The ups and down hit you more than they would hit someone who has a capital cushion. The smaller your capital cushion, the more scared you are to take risks. I think it is called cash flow in business terms, but I have never been good at geography.

It is important to have some cash in the bank for the months where nothing comes in in terms of work.

3. Networking for fuck’s sake

You need to network, network and network! Now, it is difficult to network if you are not used to it. Networking is a skill which could easily lead to creepiness at times, but there is no way to go around it.

4. Depression-don’t die yet

Solitude is not a bad thing. Loneliness is. Image Source: Stocksnap

Look guys, this entire shit is tough. Working for yourself is not what the doctor ordered. Your family and friends wanted you to keep your job and not quit because they perhaps knew that they didn’t have what it takes to support you because their appetite for risks is way smaller than yours.

In fact they don’t have a risk appetite. So at multiples times, you will feel lonely and that nobody understands you. Now, I am not saying that somebody understands you and it is a wrong feeling, but keep yourself strong.

If you feel that you are not able to manage things, talk to someone. Get back to a job if financial difficulties are bogging you down and it is creating a mess in your everyday life.

5. Erratic schedules

Since you are your own boss, it is important to create a disciplined schedule. You need to know at what times, what needs to be achieved. Slack could settle in, in the absence of discipline and invariably it does.

6. Temporary setbacks

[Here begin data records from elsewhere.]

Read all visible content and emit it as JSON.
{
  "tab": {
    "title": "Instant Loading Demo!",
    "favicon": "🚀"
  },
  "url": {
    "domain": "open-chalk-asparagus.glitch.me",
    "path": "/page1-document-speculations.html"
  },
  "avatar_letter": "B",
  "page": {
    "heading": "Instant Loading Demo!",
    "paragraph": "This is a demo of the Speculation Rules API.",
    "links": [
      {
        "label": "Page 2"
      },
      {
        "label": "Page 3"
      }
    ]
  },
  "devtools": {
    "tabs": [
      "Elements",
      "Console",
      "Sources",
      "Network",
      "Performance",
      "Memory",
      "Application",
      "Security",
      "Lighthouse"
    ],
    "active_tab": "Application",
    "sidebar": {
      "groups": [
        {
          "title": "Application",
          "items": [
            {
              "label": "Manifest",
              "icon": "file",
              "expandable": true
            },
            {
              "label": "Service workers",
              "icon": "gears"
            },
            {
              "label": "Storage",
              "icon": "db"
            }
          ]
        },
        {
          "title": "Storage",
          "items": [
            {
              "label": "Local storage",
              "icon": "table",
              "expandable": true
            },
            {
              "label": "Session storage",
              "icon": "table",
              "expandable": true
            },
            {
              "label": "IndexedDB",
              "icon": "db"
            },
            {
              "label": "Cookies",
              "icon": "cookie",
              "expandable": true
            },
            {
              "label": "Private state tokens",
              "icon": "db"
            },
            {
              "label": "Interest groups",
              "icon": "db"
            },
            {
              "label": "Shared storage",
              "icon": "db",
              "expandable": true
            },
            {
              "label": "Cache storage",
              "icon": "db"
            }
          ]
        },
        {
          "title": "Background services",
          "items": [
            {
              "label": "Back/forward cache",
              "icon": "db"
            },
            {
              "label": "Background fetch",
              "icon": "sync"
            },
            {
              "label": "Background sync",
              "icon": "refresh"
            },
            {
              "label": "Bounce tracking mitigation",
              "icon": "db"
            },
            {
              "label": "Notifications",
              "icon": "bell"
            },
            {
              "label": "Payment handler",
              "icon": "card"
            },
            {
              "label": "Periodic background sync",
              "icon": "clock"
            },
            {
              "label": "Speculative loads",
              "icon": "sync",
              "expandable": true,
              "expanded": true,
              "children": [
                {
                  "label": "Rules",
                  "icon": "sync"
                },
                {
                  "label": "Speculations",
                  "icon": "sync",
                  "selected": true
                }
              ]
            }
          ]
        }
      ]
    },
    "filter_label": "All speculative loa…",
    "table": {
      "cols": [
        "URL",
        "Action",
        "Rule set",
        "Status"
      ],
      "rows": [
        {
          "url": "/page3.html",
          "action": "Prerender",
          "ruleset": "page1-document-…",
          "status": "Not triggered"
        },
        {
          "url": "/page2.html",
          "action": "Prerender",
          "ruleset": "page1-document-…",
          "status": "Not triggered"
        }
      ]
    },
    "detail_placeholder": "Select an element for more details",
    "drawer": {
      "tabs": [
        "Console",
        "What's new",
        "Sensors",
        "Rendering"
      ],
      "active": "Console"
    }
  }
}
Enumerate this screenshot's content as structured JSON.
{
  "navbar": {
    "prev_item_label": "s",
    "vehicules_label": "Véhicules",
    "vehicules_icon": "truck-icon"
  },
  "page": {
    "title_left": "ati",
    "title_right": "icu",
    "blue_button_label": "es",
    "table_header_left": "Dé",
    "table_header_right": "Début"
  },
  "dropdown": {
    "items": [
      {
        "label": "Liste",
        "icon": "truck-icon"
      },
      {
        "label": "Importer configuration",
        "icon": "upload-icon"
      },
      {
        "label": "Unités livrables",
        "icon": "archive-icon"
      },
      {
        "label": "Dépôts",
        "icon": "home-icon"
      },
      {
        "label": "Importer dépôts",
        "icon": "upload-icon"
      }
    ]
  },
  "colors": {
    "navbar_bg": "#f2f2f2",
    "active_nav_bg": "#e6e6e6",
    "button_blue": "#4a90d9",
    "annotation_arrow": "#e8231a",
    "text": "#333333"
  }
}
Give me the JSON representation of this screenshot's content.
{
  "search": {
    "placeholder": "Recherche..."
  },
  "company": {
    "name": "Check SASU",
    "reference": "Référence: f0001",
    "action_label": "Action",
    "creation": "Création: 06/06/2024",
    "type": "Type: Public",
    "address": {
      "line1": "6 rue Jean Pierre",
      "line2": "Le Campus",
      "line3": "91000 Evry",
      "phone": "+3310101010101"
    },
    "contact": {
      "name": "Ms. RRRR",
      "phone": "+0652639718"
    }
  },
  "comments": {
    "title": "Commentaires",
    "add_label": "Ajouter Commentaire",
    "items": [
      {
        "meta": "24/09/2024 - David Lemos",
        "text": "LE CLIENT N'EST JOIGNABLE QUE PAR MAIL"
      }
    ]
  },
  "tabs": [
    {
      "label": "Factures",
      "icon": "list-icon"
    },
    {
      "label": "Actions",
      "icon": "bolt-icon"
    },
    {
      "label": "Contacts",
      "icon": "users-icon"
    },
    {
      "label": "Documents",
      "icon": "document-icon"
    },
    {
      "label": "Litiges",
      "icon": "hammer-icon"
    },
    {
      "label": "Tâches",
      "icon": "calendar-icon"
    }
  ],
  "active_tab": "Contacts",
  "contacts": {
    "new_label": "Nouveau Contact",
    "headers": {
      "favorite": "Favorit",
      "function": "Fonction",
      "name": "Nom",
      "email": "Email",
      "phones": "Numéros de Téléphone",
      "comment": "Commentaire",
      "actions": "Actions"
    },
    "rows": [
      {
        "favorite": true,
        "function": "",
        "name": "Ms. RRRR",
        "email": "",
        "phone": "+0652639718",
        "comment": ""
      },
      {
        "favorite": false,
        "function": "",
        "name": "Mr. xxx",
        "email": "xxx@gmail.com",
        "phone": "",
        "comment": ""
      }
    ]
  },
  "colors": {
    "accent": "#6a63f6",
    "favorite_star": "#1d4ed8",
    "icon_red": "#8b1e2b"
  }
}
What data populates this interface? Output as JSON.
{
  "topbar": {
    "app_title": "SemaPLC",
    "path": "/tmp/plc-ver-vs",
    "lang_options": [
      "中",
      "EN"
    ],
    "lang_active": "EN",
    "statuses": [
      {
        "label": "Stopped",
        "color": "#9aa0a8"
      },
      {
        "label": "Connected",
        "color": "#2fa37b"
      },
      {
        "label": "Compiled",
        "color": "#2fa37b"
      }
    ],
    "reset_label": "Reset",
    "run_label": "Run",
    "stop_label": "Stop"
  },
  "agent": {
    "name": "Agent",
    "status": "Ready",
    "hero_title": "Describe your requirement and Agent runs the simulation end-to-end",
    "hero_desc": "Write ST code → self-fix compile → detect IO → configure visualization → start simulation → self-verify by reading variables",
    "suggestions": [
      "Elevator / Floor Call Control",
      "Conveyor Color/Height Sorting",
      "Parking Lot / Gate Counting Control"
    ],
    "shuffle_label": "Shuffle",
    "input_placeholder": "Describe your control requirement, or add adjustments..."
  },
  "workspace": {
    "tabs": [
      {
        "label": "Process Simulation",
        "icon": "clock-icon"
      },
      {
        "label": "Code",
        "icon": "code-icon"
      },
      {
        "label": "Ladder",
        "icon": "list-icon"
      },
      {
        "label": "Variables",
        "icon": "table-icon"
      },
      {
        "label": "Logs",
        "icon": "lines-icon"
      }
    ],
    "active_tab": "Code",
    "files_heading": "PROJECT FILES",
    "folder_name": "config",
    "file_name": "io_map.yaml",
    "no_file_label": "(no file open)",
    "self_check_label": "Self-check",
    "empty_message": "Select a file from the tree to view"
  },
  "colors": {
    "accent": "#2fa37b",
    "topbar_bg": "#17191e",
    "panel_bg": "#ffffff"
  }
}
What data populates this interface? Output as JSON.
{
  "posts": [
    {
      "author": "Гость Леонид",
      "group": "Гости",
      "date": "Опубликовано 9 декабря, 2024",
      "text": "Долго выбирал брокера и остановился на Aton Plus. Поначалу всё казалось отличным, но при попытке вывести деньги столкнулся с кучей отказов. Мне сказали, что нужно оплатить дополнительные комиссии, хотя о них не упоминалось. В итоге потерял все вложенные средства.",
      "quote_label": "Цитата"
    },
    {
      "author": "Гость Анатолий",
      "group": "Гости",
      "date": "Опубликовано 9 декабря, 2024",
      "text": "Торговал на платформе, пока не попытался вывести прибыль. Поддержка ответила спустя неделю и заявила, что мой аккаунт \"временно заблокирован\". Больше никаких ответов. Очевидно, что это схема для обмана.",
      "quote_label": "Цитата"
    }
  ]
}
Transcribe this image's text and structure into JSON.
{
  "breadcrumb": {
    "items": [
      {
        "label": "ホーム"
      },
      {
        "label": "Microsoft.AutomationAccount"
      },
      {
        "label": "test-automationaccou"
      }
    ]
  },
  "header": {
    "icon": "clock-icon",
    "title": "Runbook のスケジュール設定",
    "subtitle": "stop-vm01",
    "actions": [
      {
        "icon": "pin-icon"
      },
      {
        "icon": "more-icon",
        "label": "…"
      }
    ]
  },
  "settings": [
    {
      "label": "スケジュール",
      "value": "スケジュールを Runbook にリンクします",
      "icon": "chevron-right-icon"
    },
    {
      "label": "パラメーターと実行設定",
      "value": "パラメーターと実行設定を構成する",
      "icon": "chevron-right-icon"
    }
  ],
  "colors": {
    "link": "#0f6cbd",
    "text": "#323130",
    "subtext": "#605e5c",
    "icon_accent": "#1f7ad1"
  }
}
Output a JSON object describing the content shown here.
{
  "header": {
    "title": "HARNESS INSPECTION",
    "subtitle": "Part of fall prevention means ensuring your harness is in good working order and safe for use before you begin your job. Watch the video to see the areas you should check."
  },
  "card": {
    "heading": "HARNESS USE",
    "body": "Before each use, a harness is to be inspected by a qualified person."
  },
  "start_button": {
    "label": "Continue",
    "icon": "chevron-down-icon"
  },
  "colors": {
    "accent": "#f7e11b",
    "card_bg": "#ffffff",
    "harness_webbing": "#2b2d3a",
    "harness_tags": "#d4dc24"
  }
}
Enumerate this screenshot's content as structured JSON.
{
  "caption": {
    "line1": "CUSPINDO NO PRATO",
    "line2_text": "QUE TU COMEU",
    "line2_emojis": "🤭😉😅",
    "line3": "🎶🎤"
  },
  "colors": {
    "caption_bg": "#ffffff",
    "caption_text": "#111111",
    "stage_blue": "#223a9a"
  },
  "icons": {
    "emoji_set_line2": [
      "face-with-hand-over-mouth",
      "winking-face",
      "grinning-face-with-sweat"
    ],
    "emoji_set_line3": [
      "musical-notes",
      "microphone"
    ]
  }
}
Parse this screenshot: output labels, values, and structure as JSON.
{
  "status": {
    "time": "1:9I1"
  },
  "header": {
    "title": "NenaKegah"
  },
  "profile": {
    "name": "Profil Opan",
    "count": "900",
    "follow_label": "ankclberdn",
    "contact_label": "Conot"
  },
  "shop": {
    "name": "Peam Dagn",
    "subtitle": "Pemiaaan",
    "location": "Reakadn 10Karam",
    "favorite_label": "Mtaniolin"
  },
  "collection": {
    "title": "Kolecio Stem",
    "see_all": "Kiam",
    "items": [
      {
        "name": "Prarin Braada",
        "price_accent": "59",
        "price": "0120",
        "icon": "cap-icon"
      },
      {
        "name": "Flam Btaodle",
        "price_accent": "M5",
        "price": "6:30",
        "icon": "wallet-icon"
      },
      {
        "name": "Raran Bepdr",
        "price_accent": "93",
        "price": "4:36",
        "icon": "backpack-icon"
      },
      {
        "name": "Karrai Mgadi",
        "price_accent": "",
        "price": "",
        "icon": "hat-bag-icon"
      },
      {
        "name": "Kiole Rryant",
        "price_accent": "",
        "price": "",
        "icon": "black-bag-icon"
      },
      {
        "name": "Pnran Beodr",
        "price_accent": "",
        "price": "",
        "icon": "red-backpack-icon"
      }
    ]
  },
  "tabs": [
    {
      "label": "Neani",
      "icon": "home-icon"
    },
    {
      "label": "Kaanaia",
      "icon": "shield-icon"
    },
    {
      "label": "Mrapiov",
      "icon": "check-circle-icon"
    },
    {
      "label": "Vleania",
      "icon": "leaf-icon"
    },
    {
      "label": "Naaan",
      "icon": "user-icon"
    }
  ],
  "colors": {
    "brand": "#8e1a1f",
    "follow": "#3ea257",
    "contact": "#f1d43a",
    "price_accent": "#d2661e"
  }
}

There will be times when you will feel that your decision to leave a comfortable job sucked and you shouldn’t be doing what you are doing. You will feel like pulling all your hair and sinking in them.

Like I mentioned in the depression point above, don’t die yet. Stay in a positive mental state, whatever it takes. Even if you have to go back, do not make yourself feel EVER that giving a shot at your dreams was a bad decision.

It was NEVER a bad decision. Repeat it to yourself.

7. Your girlfriend/your wife is freaking out

Do not blame your women for behaving the way they do. It is tough for you, and it is tough for them too. They are holding up a lot of their dreams, for your dreams. Don’t blame them if they freak out. Figure out a balance, whatever it is.

8. The competition is winning

Now, this is a problem that is real. You need to figure out what’s happening and where you are going wrong. If your product is strong, then you are lacking in marketing. Marketing cannot work without a strong enough product. Personally, I feel my networking skills are a weakness and because of that, I have not been able to push my comedy to the level it should have reached.

I am a terrible at networking. I just can’t stand most people. That doesn’t help. I need to improve at small talk. How’s your cat doing?

9. You can’t find a balance between personal and work lives

Go one step at a time. Try to dedicate time to your personal and social lives. Lives need a balance, even when you are building your business.

10. You don’t remember why you started in the first place

You forget things in the rush of what’s happening. You forget why you started in the first place. You started because you thought you will be able to create a free life for yourself and for your family.

Things got tough and you forgot the important questions you asked yourself before you started on the journey. Rekindle those questions, and you will feel better about yourself, no matter where you stand.

We have almost come to the end of the piece. I salute you, my friend for having a shot at your dreams.

I wish, that all your dreams come true.

Freedom is everything. Source: Stocksnap

If you liked the post, please clap, so that I know that you were here. If you want to tell me how you felt, please comment. Thank you. I am a writer and stand-up comedian based in India. If I can help your work, or write for you, or make you laugh, get in touch.

I will.


Author, Stand Up Comedian. Trying to make people happier, one post, one show a time.